Learn more about the CCISD CTE program at: https://www.copperisd.org/career-technical-education.


Kuilin Zhang Awarded $58K Contract

Kuilin Zhang (CEE/MTTI), a member of the ICC’s Center for Cyber-Physical Systems, is the principal investigator on a project that has received a $58,556 research and development contract from the University of Illinois Urbana Champaign.

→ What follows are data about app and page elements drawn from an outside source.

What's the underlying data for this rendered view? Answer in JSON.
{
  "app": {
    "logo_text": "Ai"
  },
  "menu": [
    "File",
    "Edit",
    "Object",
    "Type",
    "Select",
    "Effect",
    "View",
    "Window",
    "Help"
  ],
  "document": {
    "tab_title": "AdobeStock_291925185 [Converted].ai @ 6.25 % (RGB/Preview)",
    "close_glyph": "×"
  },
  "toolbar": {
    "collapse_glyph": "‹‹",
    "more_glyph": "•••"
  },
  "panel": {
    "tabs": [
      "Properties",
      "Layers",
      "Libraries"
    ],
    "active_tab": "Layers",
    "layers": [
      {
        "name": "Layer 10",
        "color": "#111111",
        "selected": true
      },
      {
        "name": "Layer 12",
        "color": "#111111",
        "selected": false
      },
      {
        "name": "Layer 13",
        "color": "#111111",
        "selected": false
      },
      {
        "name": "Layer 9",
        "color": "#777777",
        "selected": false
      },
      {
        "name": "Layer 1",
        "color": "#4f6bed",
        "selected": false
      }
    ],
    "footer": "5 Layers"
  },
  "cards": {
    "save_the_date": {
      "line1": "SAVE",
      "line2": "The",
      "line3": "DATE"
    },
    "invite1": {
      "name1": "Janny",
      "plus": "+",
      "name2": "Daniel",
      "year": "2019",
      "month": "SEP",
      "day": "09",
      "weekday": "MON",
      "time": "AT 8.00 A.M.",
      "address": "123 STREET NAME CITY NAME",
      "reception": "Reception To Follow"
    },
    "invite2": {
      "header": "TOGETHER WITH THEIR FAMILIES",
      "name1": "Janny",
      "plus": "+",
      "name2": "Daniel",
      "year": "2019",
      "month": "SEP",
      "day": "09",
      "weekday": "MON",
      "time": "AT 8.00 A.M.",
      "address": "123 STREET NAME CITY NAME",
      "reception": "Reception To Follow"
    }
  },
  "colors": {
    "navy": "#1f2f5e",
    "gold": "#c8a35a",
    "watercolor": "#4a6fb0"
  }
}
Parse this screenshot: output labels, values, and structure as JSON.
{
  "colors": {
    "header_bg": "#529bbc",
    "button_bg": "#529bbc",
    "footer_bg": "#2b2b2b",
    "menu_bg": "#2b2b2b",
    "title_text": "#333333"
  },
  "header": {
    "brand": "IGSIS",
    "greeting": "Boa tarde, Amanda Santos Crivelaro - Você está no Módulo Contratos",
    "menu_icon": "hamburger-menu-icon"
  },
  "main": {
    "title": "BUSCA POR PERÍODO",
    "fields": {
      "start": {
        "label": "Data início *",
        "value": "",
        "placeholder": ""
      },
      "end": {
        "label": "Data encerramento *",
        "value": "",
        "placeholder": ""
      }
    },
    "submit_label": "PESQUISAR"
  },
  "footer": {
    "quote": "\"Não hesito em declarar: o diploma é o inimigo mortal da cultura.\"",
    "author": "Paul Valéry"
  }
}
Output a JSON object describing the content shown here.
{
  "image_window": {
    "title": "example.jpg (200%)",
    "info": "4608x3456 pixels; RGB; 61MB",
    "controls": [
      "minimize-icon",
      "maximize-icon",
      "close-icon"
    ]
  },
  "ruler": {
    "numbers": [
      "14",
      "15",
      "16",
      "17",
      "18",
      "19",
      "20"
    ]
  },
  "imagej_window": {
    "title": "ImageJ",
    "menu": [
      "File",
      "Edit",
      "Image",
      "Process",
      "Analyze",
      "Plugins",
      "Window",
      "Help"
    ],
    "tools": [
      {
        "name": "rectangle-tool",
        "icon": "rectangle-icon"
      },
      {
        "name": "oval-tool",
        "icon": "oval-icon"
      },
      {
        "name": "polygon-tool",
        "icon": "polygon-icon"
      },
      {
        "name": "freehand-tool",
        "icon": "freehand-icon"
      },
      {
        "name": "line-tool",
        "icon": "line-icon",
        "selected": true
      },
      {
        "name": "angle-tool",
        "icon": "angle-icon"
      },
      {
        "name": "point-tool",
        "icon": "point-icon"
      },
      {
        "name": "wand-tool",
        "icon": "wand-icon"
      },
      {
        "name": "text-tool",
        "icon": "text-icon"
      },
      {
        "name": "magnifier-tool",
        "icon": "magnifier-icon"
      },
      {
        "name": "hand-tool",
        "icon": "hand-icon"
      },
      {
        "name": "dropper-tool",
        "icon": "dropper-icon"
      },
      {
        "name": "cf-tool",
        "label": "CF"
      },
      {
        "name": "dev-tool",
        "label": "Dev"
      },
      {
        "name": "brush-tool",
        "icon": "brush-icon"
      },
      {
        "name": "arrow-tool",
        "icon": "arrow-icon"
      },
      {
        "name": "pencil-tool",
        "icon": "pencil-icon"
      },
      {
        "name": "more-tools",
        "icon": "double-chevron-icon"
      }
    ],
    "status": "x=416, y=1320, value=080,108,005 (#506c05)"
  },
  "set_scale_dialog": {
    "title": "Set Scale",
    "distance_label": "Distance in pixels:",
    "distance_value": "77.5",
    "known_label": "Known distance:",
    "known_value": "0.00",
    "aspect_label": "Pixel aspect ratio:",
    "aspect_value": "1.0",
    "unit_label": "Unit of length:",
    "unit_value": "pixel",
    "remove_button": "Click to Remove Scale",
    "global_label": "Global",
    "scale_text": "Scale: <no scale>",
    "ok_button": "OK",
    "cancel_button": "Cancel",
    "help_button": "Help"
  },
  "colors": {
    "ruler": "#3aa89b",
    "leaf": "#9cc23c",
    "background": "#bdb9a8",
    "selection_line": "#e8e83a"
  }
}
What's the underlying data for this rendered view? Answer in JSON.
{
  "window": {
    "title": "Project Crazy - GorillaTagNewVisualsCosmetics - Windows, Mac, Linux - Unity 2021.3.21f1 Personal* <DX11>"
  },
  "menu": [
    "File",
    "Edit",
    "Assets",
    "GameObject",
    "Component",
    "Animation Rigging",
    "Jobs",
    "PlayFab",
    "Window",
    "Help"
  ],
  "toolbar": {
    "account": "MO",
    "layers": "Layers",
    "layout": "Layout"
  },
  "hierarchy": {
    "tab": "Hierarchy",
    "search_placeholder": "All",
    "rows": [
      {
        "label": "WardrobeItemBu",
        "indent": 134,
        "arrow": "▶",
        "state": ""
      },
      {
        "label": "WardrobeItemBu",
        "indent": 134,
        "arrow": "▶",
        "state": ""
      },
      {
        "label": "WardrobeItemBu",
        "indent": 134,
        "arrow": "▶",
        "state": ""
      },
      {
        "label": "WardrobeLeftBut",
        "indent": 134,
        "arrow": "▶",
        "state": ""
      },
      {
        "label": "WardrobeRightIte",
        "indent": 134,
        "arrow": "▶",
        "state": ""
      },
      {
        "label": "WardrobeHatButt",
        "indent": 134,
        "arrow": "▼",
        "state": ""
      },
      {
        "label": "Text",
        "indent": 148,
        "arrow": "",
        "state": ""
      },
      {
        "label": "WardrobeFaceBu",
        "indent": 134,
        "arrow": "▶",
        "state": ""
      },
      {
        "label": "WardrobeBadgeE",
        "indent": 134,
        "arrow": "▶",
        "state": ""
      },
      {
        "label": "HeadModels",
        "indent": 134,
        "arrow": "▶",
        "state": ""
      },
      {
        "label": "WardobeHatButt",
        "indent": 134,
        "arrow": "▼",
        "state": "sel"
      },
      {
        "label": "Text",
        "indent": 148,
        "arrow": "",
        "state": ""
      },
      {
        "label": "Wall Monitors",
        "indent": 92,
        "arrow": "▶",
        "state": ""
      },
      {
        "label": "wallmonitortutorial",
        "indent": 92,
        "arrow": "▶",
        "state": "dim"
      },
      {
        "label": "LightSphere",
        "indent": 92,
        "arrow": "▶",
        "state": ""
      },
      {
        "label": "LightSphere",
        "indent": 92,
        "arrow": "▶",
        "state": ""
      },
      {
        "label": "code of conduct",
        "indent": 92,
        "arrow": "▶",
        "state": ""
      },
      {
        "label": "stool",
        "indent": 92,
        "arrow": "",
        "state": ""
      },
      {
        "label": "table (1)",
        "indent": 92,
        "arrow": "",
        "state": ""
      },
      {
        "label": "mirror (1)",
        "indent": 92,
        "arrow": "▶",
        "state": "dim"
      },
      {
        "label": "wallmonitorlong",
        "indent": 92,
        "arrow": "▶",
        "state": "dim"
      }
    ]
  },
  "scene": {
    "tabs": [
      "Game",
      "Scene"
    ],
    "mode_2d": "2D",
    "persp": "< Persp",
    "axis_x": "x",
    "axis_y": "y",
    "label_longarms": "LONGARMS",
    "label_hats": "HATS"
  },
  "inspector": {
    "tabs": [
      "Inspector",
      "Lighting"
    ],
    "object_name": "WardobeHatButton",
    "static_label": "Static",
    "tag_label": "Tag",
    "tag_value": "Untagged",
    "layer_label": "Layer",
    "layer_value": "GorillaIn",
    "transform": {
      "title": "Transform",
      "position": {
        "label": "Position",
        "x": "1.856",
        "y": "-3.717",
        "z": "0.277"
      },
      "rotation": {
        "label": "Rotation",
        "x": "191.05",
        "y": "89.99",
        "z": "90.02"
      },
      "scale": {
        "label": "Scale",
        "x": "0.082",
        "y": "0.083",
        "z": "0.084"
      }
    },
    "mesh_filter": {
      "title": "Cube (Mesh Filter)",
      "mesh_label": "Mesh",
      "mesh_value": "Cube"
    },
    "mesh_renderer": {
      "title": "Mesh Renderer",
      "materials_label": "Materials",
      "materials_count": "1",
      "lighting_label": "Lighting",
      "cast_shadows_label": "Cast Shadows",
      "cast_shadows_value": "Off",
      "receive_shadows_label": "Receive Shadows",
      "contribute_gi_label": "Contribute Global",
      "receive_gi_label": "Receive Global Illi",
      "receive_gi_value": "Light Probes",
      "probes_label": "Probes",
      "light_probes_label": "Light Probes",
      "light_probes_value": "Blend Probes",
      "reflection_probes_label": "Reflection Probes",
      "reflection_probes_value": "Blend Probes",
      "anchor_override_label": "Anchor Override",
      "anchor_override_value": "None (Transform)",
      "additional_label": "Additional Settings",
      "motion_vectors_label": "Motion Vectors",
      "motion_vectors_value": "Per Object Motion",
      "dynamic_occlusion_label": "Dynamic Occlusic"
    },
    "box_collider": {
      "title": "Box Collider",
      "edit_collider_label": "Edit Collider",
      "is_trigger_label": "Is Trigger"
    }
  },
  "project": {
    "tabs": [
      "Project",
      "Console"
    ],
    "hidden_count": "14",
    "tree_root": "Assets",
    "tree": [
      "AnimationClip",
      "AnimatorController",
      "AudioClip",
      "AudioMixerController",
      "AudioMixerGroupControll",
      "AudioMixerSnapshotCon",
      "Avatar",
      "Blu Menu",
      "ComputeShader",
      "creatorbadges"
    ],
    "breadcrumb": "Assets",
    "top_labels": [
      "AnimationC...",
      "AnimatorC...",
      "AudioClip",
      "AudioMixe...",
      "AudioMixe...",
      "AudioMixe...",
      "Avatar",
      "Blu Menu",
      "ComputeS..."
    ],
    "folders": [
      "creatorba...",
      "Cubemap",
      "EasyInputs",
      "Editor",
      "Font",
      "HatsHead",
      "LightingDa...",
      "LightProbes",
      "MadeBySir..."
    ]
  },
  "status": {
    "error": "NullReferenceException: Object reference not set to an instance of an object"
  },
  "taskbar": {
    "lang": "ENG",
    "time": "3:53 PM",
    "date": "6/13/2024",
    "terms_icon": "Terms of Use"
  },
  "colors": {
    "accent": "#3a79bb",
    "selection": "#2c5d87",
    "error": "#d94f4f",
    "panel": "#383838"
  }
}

The one-year project is entitled, “Leveraging Connected Highway Vehicle Platooning Technology to Improve the Efficiency and Effectiveness of Train Fleeting.”


Tim Havens Receives $120K Award from Signature Research, Inc.

Timothy Havens

Tim Havens, College of Computing associate dean for research, has been awarded an 18-month, $120,000 grant by Signature Research, Inc. The project, “Machine Learning for Human-Based Visual Detection Metrics,” contributes to an effort to develop a methodology that predicts the impact to human vision due to the existence of atmospheric particles. Havens is also the director of the Institute of Computing and Cybersystems and the William and Gloria Jackson Associate Professor of Computer Systems.

Abstract: This project contributes to an effort to develop a methodology that predicts the impact to human vision due to the existence of atmospheric particles. Due to the variability of atmospheric conditions and particulate matter (dust, ice, etc.) extensive field test campaigns to characterize the impacts to human vision are impractical. As a result, a model-based approach must be developed in order to evaluate all possible conditions in a virtual environment. It is envisioned that this approach will incorporate both human in-the-loop evaluations as well as generation of machine learning algorithms to serve as an in-situ human observer.

Signature Research, Inc. provides solutions to DoD and the Intelligence Community, specializing in Signature Phenomenology, Analysis, and Modeling of items of military interest covering the breadth of the electromagnetic spectrum. Signature Research, Inc. engineers and scientists have developed methodologies, tools and products to help visualize and interpret electromagnetic signatures, and Signature Research, Inc. staff are recognized experts within the various communities in which they work. SGR’s corporate headquarters is located in Calumet, Michigan, with a second operating location in Navarre, Florida near Eglin Air Force Base and Hurlburt Field. http://signatureresearchinc.com